They need not worry about the process; the CD is a sonic boom of thought provoking expression, melding funky guitar riffs with a heavy bass n’ drum backdrop and a fiery viola. Survival Story begins with a foreboding warning in “Cracks in the Surface,” as the music rises like a tsunami, Roberts’ tense viola threatening to explode. Having galvanized their audience to change, Flobots understand complications come from transformation.

Lead single “White Flag Warriors” is a breath of fresh air against the backdrop of jingoistic, ole glory waving war. The band is courageous enough to wave the white flag, not for the sake of surrender, but for the idea of unarmed negotiations. Tim Mcllrath from Rise Against joins Flobots on the chorus reminding listeners “this is love, not treason.”
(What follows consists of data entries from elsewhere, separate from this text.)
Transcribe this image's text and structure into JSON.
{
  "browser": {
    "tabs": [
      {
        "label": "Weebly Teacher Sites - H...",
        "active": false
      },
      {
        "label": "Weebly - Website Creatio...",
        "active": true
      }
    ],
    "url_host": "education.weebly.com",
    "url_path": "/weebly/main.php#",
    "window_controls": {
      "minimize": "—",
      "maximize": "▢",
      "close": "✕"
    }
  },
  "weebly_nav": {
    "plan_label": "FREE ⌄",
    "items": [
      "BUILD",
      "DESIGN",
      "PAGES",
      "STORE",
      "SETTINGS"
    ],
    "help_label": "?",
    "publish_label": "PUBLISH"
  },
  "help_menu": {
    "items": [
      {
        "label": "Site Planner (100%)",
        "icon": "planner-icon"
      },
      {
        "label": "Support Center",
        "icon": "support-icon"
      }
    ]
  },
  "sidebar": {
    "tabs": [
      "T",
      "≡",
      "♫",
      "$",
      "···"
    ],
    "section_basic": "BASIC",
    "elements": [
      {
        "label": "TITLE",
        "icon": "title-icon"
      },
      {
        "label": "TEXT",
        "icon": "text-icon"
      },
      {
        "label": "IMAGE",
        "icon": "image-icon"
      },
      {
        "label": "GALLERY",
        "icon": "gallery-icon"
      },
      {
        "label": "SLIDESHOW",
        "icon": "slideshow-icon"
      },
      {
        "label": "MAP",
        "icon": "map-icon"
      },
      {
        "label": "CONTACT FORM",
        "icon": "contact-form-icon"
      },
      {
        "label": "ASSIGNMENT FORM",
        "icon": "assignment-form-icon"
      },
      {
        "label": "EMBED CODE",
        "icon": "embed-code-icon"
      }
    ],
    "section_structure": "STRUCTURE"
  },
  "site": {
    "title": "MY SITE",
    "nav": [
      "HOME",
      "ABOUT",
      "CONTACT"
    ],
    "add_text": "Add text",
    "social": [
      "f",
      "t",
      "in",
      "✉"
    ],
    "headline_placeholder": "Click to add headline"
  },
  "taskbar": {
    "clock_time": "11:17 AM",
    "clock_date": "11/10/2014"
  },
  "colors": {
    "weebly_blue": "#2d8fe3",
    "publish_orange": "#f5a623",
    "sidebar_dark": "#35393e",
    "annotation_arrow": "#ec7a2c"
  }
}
But Flobots aren’t always against the establishment – they take responsibility too. Songs like “Whip$ + Chain$” and “Infatuation” (a cacophony of funk like none other on the record) demand we take a good look at ourselves, because we are part of the problem, with our desires, materialism and mounting debts.

Says Jonny 5, “When people listen to Survival Story we want them to see themselves and their own stories, with all of their complications, questions, and frustrations. Rather than seek to hide them, we chose to embrace and even celebrate them as a part of a global transformation, one in which forces of violence, hopelessness and waste will be composted into fertile soil from which new possibility can grow. We want to leave people with a sense of excitement that a new world is emerging, one which we have the power to shape, that a new story is being written and we must write it together. When the album is over, we want our listeners to walk away with a profound awareness of the cracks in the surface, a deep sense of what’s at stake and a strong resolve to make sure that the new world is one in which loved ones near and far, known and unknown, survive.”

The more things change, the more they stay the same.